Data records
++++++++++
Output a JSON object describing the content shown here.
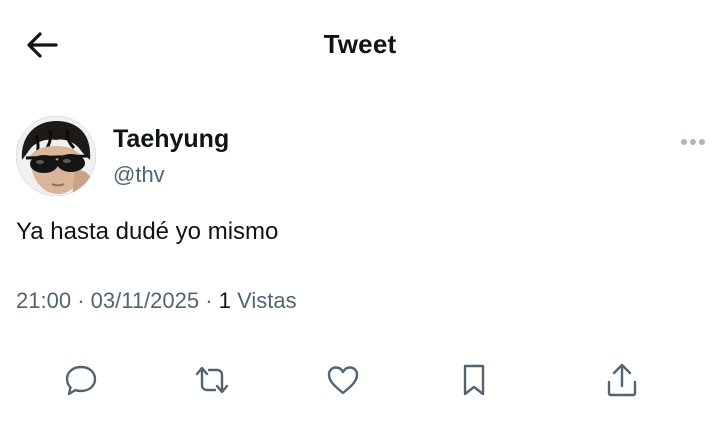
{
  "header": {
    "title": "Tweet",
    "back_icon": "arrow-left-icon"
  },
  "author": {
    "name": "Taehyung",
    "handle": "@thv"
  },
  "more_icon": "more-horizontal-icon",
  "tweet": {
    "text": "Ya hasta dudé yo mismo"
  },
  "meta": {
    "time": "21:00",
    "separator": "·",
    "date": "03/11/2025",
    "views_count": "1",
    "views_label": "Vistas"
  },
  "actions": {
    "icons": [
      "reply-icon",
      "retweet-icon",
      "like-icon",
      "bookmark-icon",
      "share-icon"
    ]
  },
  "colors": {
    "text_primary": "#0f1419",
    "text_secondary": "#536471",
    "icon": "#536471",
    "more_dots": "#aab8c2"
  }
}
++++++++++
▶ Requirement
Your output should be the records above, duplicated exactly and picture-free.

▶ Output for this task
Output a JSON object describing the content shown here.
{
  "header": {
    "title": "Tweet",
    "back_icon": "arrow-left-icon"
  },
  "author": {
    "name": "Taehyung",
    "handle": "@thv"
  },
  "more_icon": "more-horizontal-icon",
  "tweet": {
    "text": "Ya hasta dudé yo mismo"
  },
  "meta": {
    "time": "21:00",
    "separator": "·",
    "date": "03/11/2025",
    "views_count": "1",
    "views_label": "Vistas"
  },
  "actions": {
    "icons": [
      "reply-icon",
      "retweet-icon",
      "like-icon",
      "bookmark-icon",
      "share-icon"
    ]
  },
  "colors": {
    "text_primary": "#0f1419",
    "text_secondary": "#536471",
    "icon": "#536471",
    "more_dots": "#aab8c2"
  }
}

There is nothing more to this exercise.